----- Data shown
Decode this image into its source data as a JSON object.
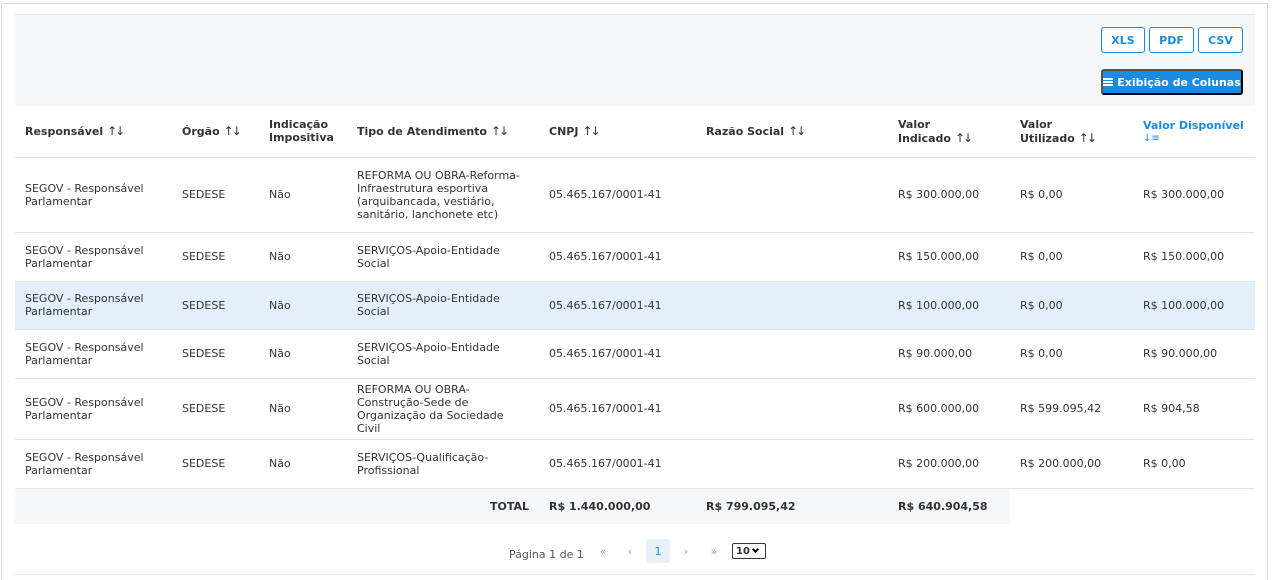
{
  "toolbar": {
    "xls": "XLS",
    "pdf": "PDF",
    "csv": "CSV",
    "columns": "Exibição de Colunas"
  },
  "columns": [
    "Responsável",
    "Órgão",
    "Indicação Impositiva",
    "Tipo de Atendimento",
    "CNPJ",
    "Razão Social",
    "Valor Indicado",
    "Valor Utilizado",
    "Valor Disponível"
  ],
  "rows": [
    [
      "SEGOV - Responsável Parlamentar",
      "SEDESE",
      "Não",
      "REFORMA OU OBRA-Reforma-Infraestrutura esportiva (arquibancada, vestiário, sanitário, lanchonete etc)",
      "05.465.167/0001-41",
      "",
      "R$ 300.000,00",
      "R$ 0,00",
      "R$ 300.000,00"
    ],
    [
      "SEGOV - Responsável Parlamentar",
      "SEDESE",
      "Não",
      "SERVIÇOS-Apoio-Entidade Social",
      "05.465.167/0001-41",
      "",
      "R$ 150.000,00",
      "R$ 0,00",
      "R$ 150.000,00"
    ],
    [
      "SEGOV - Responsável Parlamentar",
      "SEDESE",
      "Não",
      "SERVIÇOS-Apoio-Entidade Social",
      "05.465.167/0001-41",
      "",
      "R$ 100.000,00",
      "R$ 0,00",
      "R$ 100.000,00"
    ],
    [
      "SEGOV - Responsável Parlamentar",
      "SEDESE",
      "Não",
      "SERVIÇOS-Apoio-Entidade Social",
      "05.465.167/0001-41",
      "",
      "R$ 90.000,00",
      "R$ 0,00",
      "R$ 90.000,00"
    ],
    [
      "SEGOV - Responsável Parlamentar",
      "SEDESE",
      "Não",
      "REFORMA OU OBRA-Construção-Sede de Organização da Sociedade Civil",
      "05.465.167/0001-41",
      "",
      "R$ 600.000,00",
      "R$ 599.095,42",
      "R$ 904,58"
    ],
    [
      "SEGOV - Responsável Parlamentar",
      "SEDESE",
      "Não",
      "SERVIÇOS-Qualificação-Profissional",
      "05.465.167/0001-41",
      "",
      "R$ 200.000,00",
      "R$ 200.000,00",
      "R$ 0,00"
    ]
  ],
  "totals": {
    "label": "TOTAL",
    "indicado": "R$ 1.440.000,00",
    "utilizado": "R$ 799.095,42",
    "disponivel": "R$ 640.904,58"
  },
  "pagination": {
    "info": "Página 1 de 1",
    "first": "«",
    "prev": "‹",
    "current": "1",
    "next": "›",
    "last": "»",
    "page_size": "10"
  },
  "sort_icons": {
    "unsorted": "↑↓",
    "descending": "↓≡"
  },
  "highlight_row": 2,
  "accent_color": "#1a8be3"
}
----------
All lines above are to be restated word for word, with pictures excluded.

Decode this image into its source data as a JSON object.
{
  "toolbar": {
    "xls": "XLS",
    "pdf": "PDF",
    "csv": "CSV",
    "columns": "Exibição de Colunas"
  },
  "columns": [
    "Responsável",
    "Órgão",
    "Indicação Impositiva",
    "Tipo de Atendimento",
    "CNPJ",
    "Razão Social",
    "Valor Indicado",
    "Valor Utilizado",
    "Valor Disponível"
  ],
  "rows": [
    [
      "SEGOV - Responsável Parlamentar",
      "SEDESE",
      "Não",
      "REFORMA OU OBRA-Reforma-Infraestrutura esportiva (arquibancada, vestiário, sanitário, lanchonete etc)",
      "05.465.167/0001-41",
      "",
      "R$ 300.000,00",
      "R$ 0,00",
      "R$ 300.000,00"
    ],
    [
      "SEGOV - Responsável Parlamentar",
      "SEDESE",
      "Não",
      "SERVIÇOS-Apoio-Entidade Social",
      "05.465.167/0001-41",
      "",
      "R$ 150.000,00",
      "R$ 0,00",
      "R$ 150.000,00"
    ],
    [
      "SEGOV - Responsável Parlamentar",
      "SEDESE",
      "Não",
      "SERVIÇOS-Apoio-Entidade Social",
      "05.465.167/0001-41",
      "",
      "R$ 100.000,00",
      "R$ 0,00",
      "R$ 100.000,00"
    ],
    [
      "SEGOV - Responsável Parlamentar",
      "SEDESE",
      "Não",
      "SERVIÇOS-Apoio-Entidade Social",
      "05.465.167/0001-41",
      "",
      "R$ 90.000,00",
      "R$ 0,00",
      "R$ 90.000,00"
    ],
    [
      "SEGOV - Responsável Parlamentar",
      "SEDESE",
      "Não",
      "REFORMA OU OBRA-Construção-Sede de Organização da Sociedade Civil",
      "05.465.167/0001-41",
      "",
      "R$ 600.000,00",
      "R$ 599.095,42",
      "R$ 904,58"
    ],
    [
      "SEGOV - Responsável Parlamentar",
      "SEDESE",
      "Não",
      "SERVIÇOS-Qualificação-Profissional",
      "05.465.167/0001-41",
      "",
      "R$ 200.000,00",
      "R$ 200.000,00",
      "R$ 0,00"
    ]
  ],
  "totals": {
    "label": "TOTAL",
    "indicado": "R$ 1.440.000,00",
    "utilizado": "R$ 799.095,42",
    "disponivel": "R$ 640.904,58"
  },
  "pagination": {
    "info": "Página 1 de 1",
    "first": "«",
    "prev": "‹",
    "current": "1",
    "next": "›",
    "last": "»",
    "page_size": "10"
  },
  "sort_icons": {
    "unsorted": "↑↓",
    "descending": "↓≡"
  },
  "highlight_row": 2,
  "accent_color": "#1a8be3"
}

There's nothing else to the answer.